Sir Collin earlier this week resigned from his role as Te Whatu Ora National Health Pacific Senate chair, saying he had "no confidence" in the government to deliver outcomes for Māori and Pacific people.
On Tuesday, ACT Party list MP and health spokesperson Todd Stephenson responded, saying "public advisors in high-paid positions" should "get with the programme or get out".
Sir Collin said he was "not sure if ACT appreciate that members of the Pacific Senate are not paid, hence they are not in a position to dictate".
When RNZ Pacific asked Stephenson if he realised the role of chair was a volunteer position, not a paid public sector role, Stephenson said: "I am not aware of the arrangements that they have.
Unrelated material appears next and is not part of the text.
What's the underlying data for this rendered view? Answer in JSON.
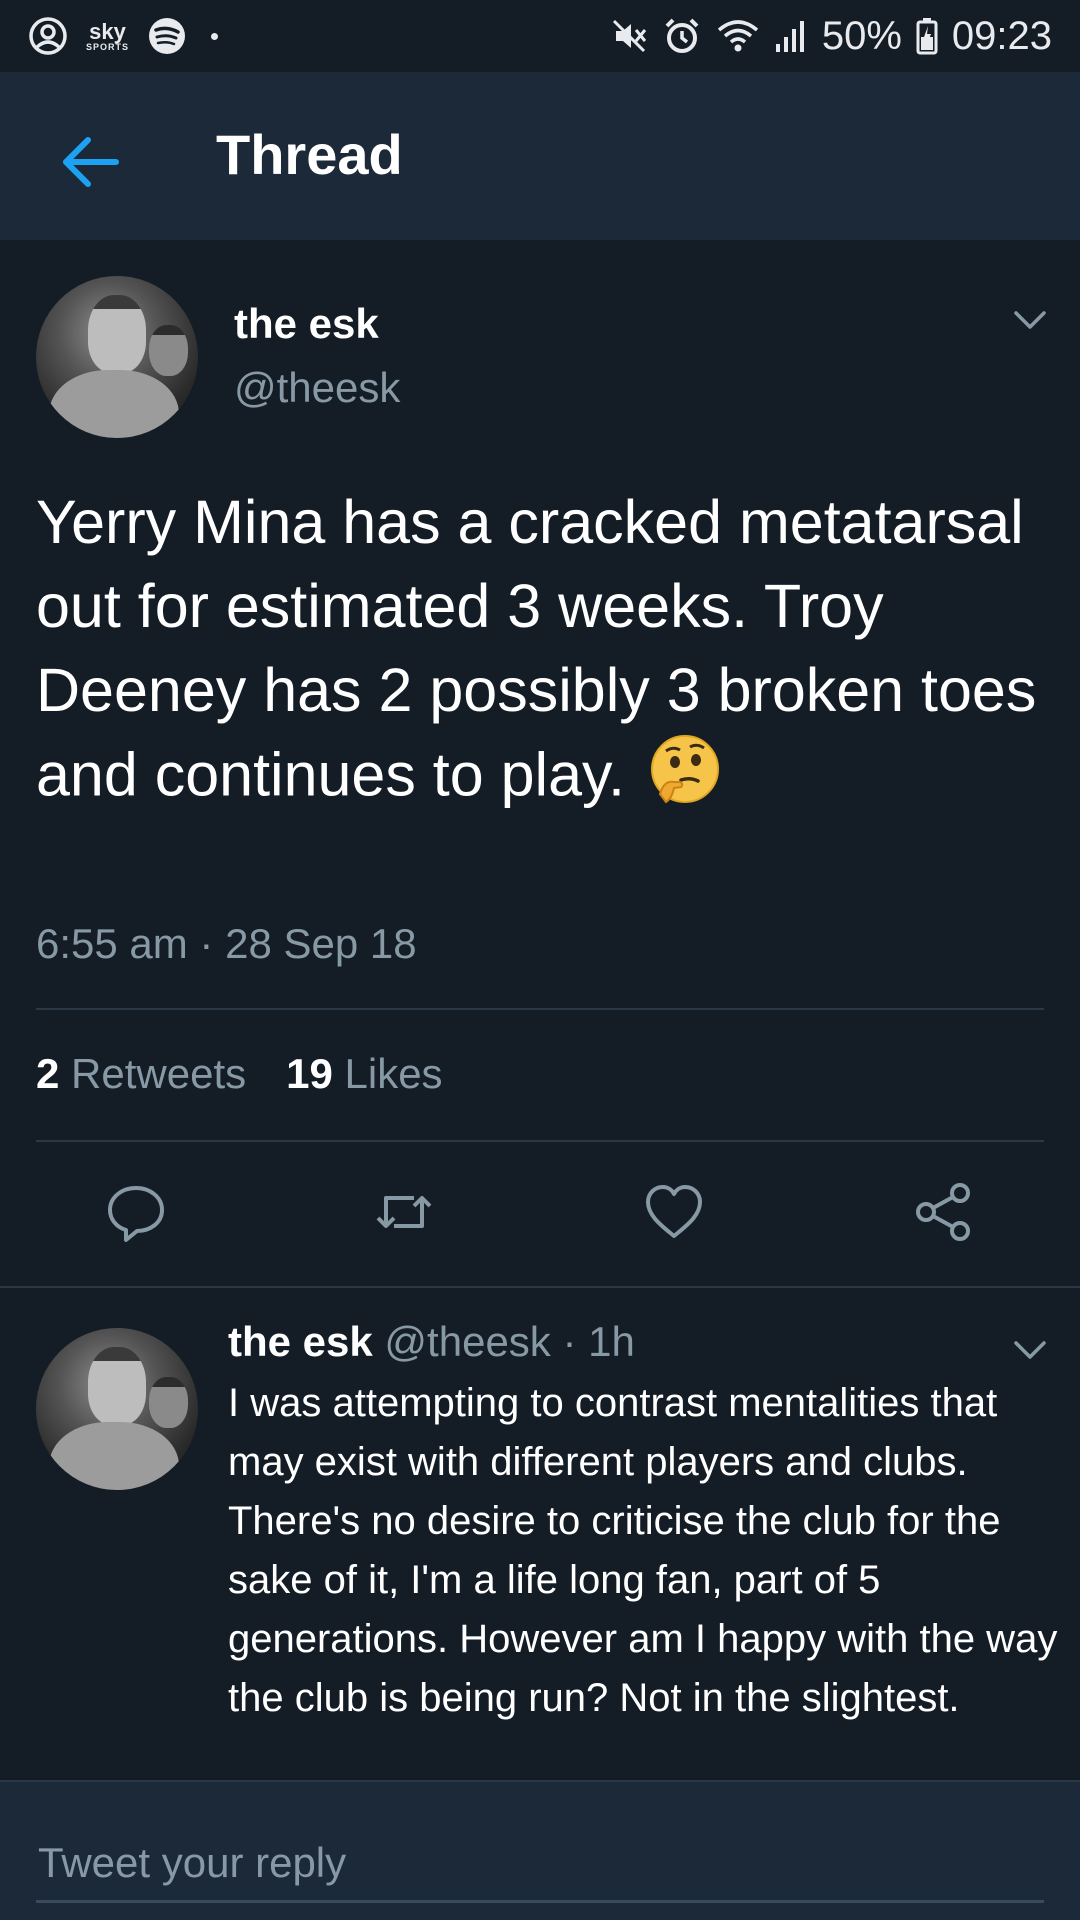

It was a government entity that was created under the last government, it must be funded in some respect."
He also praised Sir Collin, saying he "has actually shown leadership" in stepping down.
Stephenson said he was anticipating more resignations.
"I think there are going to be others in positions that are advising the government that may feel uncomfortable and they need to consider moving on."
Meanwhile, members of the National Pacific Health Senate were mostly "sad" about Sir Collin's departure, but had no plans yet to follow suit. They were yet to regroup following the resignation.
"It's sad," Dr Kiki Maoate said. "I think Collin is principled about his thinking. He made a decision that feels right regarding what is happening around him and I accept that. His decision is his decision, whether I agree with it or not."
Maoate said he had no plans to step down, and was not aware of any other members choosing to either - he would sooner resign over the workload than who was in government.
As for the hole left behind, Sir Collin said he had helped train others for the role, which he had planned to eventually transition from.
Maoate said he felt more effective as a member.
"It's about the long game... having the debate from the inside-out and around the table," instead of the outside-in, as Sir Collin would have to after stepping down.